A doctor recommended she get an MRI and a neurologist diagnosed her with a Chiari malformation – a condition in which the base of her skull was pushing into the cerebellar tonsils in her brain. Cranston’s mother, Anita Cranston, said that doctors told her that between the ages of 16 and 18 the brain starts to grow faster, which is why Cranston’s headaches started to worsen when they did.
Doctors scheduled her for brain surgery right away.
“I wasn’t as scared as I thought I was going to be,” Cranston said. She said the recovery was harder than she expected, though.
She spent four days in intensive care and three days in a regular room in the hospital before she could come home. The headaches, however, came back in a way she had never had them before.
Doctors found that fluid had built up in her brain and tubes had to be put in to drain it.
Cranston was in the ICU for another two weeks.
“I had a ton of visitors,” she said.
When they asked her how she was feeling after this second surgery, Tessa realized she felt better than she had ever felt. Anita Cranston said that it had always looked like Tessa had a headache – a slight wrinkle in her forehead always told her when Tessa was having a migraine. But since the surgery, she doesn’t see that in her daughter anymore.
Cranston said she needed to learn patience during this ordeal. She also said that one of the hardest things she had to do was rely on other people, such as her mother.
“She calls me ‘my caretaker,’ ” her mother joked.
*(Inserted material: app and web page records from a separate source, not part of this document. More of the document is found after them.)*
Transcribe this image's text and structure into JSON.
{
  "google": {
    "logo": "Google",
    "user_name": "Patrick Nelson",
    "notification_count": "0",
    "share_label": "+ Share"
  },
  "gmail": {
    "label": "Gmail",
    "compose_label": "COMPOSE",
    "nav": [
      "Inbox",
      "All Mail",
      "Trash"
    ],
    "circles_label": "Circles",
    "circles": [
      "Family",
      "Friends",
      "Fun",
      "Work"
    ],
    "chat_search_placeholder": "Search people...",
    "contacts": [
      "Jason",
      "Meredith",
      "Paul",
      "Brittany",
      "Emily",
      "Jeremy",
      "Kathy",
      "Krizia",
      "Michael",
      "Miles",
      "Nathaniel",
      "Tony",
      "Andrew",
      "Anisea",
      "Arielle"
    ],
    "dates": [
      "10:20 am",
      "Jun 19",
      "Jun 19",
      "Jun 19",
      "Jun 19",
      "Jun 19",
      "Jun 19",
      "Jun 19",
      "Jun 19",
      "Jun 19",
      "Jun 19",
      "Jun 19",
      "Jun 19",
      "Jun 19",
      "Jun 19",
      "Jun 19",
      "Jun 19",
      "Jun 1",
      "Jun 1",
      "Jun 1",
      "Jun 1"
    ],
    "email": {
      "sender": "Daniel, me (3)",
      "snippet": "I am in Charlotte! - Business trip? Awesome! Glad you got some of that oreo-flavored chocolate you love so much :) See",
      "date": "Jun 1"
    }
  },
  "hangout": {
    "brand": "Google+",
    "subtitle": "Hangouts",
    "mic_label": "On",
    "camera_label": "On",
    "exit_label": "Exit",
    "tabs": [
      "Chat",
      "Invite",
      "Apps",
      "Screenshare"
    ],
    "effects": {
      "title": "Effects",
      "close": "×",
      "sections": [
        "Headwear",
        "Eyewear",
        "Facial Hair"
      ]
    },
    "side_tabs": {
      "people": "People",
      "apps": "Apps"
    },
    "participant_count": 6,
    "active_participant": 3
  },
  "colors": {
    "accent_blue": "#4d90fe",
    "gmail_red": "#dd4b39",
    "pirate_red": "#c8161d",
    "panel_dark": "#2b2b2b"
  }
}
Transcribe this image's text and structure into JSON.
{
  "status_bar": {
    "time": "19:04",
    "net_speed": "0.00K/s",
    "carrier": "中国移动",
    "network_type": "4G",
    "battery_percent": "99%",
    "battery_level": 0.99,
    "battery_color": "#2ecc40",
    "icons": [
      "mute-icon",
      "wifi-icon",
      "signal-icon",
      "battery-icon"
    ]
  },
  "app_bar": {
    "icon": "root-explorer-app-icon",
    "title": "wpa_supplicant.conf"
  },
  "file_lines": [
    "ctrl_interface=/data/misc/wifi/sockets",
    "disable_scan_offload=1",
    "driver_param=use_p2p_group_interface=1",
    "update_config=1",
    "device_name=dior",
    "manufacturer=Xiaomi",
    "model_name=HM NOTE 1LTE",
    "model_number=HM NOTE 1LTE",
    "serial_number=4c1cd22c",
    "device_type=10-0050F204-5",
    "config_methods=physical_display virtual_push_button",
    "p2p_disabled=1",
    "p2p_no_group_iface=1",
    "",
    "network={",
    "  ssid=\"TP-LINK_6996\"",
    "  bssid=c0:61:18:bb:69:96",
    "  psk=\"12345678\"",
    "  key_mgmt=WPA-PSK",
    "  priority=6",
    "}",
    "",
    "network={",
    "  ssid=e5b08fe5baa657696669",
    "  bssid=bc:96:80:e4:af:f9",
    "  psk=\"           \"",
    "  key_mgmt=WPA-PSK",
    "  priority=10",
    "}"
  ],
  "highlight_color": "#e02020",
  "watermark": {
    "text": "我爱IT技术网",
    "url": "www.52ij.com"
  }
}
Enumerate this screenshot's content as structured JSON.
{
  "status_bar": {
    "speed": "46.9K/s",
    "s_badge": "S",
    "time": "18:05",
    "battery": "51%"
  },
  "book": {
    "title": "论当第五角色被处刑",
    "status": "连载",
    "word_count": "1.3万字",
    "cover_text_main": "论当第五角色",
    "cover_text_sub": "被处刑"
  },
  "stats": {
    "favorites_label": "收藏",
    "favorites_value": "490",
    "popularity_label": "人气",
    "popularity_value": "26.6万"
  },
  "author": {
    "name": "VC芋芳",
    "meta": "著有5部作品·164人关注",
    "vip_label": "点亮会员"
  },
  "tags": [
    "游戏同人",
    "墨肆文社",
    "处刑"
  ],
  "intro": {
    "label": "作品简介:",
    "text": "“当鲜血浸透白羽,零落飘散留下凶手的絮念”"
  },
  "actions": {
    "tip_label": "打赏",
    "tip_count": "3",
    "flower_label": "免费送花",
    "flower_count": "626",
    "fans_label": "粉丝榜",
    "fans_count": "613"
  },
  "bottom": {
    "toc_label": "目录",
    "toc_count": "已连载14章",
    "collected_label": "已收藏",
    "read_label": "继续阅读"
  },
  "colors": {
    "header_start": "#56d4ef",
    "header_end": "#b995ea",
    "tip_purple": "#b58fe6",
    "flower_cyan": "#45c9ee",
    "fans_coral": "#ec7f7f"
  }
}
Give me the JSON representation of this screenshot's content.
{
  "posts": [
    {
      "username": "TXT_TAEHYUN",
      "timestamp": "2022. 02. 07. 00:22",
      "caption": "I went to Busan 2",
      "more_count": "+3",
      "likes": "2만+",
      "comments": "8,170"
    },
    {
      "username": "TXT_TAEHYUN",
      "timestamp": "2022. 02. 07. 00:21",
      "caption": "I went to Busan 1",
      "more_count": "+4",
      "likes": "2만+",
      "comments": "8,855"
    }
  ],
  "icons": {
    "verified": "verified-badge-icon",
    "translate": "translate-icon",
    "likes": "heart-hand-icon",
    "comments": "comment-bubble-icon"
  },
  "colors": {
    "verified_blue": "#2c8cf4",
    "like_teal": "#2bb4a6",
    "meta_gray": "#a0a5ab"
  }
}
While Cranston was dealing with her health, she ended up missing around five months of school. She said the high school sent a tutor to her house to help with her school work. When she graduates on Saturday, she will have a grade-point average of 3.96.
It probably comes to no surprise to her mother, who describes Cranston as very smart, driven, focused and independent.
And now that she’s feeling better, she has been able to return to her horse, Top Gun – the family likes to call him Gunner.
The two recently made a trip to Pasco to compete at the state equestrian tournament. After taking about six months off of training, the pair still earned first place in the dressage competition.
Gunner used to be jittery at competitions, and at this one a loud elevator noise went off right before the two were to compete.
“She told me, ‘I jumped and I looked down and he was still there,’ ” Anita Cranston said. “He’s just a phenomenal show pony.”
“He did really good,” Tessa Cranston agreed.
After she graduates, Cranston plans to visit friends in Texas. Then, she’s going to come back here and find a job, hopefully working with horses, even mucking out stalls.
She’ll attend Spokane Falls Community College before finding a college with an equestrian program. She would like to get her degree in horse training.
Her mother was excited about the win at the state competition after all they had been through.
“I just wanted her to have one thing that, looking back on her senior year, wasn’t terrible.”